Maternal and Perinatal Outcome of Life Threatening Obstetrical Complications Requiring Multiple Transfusions QC01-QC03
Dr. Geetika Jain,
89 North Speciality Clinic, Kamla Nagar, Delhi-110007, India.
Introduction: Obstetrical haemorrhage is the direct cause of maternal mortality, which can be prevented by timely recognition followed by quick and adequate treatment.
Aim: To evaluate maternal and perinatal outcome of life threatening obstetric complications requiring multiple transfusions.
Materials and Methods: It is an observational study conducted on 112 antenatal and postnatal women admitted in a tertiary level hospital, requiring blood and blood products transfusion of >1.5 liters in 24 hours, over a period of 15 months (Aug 2011 to Oct 2012). The demographic and obstetrical profile, amount transfused, mode of delivery, duration of hospital stay, maternal and neonatal morbidity and mortality was evaluated.
Statistical Analysis: Statistical analysis of the data was performed using chi-squared test.
Results: There were 95 women who presented in antepartum period and 17 in the postpartum. Multigravidas comprised of 70 women, 81 had unsupervised pregnancies and 33 women presented in shock. At admission, 76 peripartum women had severe anaemia and 62 had coagulopathy. Obstetrical hysterectomy was done for 33 women and total 17 women expired. Haemorrhage was the most common indication for transfusion. The mean blood transfusion and volume replacement in 24 hours was 4.2 units & 2.25 liters respectively. The mean hospital stay was 10-15 days. Intra-uterine death at the time of admission was present in 40 women and 72 had live births. After birth, 21 babies required neonatal intensive care, of which 6 expired.
Conclusion: Antenatal care is important to prevent complications though pregnancy is always unpredictable.

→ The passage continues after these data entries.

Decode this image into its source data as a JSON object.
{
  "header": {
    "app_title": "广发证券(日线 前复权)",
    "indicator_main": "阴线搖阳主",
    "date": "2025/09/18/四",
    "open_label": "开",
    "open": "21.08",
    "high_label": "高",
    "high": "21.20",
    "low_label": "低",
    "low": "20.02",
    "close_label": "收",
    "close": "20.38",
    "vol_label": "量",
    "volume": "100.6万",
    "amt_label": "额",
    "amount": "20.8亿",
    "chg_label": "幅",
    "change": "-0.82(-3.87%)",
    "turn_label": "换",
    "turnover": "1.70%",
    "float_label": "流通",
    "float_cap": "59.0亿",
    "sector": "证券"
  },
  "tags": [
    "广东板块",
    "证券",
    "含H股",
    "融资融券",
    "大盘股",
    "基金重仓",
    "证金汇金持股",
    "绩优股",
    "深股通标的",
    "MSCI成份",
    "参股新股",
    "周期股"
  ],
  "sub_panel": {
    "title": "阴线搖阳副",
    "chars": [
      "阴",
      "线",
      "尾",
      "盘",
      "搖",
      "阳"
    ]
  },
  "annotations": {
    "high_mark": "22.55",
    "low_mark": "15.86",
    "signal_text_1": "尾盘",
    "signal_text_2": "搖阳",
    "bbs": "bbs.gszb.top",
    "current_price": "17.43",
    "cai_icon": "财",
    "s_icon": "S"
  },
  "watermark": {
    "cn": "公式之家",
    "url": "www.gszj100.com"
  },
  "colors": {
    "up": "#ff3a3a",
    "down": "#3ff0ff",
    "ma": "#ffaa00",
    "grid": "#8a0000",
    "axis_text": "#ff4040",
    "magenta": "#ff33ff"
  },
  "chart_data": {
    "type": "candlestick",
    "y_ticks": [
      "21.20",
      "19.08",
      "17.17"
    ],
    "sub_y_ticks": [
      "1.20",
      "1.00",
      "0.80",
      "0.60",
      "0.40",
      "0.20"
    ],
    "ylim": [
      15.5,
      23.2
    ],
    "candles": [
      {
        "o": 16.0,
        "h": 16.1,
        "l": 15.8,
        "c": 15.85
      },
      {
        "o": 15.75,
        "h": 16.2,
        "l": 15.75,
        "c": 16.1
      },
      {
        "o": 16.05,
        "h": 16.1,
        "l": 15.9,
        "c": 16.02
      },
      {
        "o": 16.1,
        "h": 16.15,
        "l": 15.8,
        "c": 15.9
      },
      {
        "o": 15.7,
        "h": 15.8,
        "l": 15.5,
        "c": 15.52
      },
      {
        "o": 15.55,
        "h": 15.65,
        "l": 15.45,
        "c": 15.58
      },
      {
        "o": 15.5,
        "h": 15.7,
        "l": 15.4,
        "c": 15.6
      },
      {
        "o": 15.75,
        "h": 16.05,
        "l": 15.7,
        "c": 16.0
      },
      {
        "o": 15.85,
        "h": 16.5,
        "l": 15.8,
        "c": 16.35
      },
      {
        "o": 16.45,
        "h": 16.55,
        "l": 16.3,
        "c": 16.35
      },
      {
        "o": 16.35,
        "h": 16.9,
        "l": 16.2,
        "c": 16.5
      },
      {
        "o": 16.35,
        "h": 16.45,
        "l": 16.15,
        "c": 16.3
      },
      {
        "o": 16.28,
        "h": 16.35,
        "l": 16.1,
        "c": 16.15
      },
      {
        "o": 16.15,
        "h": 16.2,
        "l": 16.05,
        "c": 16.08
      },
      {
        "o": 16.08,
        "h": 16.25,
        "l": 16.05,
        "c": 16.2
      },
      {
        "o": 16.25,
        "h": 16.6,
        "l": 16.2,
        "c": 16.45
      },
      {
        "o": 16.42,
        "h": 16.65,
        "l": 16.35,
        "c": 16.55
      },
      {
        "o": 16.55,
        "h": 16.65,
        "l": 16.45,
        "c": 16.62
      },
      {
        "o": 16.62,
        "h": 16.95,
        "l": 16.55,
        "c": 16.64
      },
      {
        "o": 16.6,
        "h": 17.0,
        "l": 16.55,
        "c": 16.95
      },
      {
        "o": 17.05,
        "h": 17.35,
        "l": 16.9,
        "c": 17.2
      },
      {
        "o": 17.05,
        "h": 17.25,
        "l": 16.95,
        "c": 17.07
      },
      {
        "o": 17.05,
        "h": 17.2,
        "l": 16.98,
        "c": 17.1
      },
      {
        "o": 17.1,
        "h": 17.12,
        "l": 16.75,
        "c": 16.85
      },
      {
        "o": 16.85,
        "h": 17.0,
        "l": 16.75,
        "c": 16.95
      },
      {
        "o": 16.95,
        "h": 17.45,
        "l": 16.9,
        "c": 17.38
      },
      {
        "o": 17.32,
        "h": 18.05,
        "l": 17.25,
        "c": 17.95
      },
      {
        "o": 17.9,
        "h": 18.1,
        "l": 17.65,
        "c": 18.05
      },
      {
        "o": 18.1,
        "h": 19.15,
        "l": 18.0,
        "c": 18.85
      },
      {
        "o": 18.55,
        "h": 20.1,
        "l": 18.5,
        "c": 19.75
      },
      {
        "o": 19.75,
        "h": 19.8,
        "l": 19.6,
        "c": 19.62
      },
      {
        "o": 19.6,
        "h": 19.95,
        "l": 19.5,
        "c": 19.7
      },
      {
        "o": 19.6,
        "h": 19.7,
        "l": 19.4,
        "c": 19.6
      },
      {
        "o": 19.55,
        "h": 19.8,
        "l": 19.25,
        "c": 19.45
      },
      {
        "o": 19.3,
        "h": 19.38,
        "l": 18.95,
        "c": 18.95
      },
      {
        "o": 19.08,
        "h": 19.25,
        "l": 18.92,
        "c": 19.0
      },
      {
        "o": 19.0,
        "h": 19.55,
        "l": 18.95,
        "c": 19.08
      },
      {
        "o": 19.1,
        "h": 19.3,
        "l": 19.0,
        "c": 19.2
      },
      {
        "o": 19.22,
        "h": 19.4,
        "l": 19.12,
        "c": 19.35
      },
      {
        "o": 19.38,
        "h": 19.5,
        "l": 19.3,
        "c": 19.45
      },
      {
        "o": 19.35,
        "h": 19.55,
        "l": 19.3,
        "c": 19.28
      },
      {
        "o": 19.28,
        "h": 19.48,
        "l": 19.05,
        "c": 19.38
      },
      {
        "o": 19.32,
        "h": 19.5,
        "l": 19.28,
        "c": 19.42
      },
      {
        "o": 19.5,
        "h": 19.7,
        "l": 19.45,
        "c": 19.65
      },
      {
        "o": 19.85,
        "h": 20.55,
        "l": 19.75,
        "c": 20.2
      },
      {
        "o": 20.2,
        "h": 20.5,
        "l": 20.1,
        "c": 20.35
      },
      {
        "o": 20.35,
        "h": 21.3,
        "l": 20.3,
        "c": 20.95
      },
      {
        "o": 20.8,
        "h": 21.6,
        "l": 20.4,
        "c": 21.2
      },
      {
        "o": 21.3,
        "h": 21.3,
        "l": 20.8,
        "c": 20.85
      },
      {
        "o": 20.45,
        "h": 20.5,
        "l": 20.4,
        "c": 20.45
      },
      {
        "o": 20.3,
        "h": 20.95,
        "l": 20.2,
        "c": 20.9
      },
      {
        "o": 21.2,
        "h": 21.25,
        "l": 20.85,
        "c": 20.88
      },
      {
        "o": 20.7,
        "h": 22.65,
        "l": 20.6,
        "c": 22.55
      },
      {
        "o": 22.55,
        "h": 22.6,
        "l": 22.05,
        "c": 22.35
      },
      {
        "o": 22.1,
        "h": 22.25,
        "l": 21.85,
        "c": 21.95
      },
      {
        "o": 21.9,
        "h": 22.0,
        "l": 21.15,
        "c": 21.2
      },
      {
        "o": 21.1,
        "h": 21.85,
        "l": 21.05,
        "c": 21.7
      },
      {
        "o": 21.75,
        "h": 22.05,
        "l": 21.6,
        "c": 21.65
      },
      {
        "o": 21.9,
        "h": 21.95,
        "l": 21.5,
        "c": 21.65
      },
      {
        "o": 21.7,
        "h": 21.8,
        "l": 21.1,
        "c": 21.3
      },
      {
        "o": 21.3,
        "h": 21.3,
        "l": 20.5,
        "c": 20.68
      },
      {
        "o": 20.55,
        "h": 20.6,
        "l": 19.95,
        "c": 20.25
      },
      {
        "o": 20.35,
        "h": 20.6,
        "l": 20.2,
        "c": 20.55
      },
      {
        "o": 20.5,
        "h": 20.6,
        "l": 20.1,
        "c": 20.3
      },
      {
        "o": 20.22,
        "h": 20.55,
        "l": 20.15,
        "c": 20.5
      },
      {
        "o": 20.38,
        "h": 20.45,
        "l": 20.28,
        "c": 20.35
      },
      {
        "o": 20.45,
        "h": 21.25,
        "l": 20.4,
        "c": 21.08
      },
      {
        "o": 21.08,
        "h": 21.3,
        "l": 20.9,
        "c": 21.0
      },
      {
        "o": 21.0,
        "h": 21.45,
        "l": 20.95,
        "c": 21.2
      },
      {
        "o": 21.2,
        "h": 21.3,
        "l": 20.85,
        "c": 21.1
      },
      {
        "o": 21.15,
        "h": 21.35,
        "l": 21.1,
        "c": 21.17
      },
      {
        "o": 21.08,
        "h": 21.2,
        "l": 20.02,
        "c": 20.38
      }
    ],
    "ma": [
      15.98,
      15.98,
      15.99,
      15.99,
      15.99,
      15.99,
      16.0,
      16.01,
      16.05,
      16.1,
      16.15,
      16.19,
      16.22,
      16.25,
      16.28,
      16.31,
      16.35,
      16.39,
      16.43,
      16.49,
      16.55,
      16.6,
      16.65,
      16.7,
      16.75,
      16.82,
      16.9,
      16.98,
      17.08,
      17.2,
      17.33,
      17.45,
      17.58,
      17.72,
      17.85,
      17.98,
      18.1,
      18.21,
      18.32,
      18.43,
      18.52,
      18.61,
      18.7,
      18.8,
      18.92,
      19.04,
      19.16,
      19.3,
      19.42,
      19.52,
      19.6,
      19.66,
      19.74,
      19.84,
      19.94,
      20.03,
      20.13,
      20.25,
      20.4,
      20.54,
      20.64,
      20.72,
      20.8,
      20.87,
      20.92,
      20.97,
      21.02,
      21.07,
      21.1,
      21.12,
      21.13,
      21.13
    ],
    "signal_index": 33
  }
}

Patients’ condition at admission is single most important factor often influencing the maternal and perinatal outcome.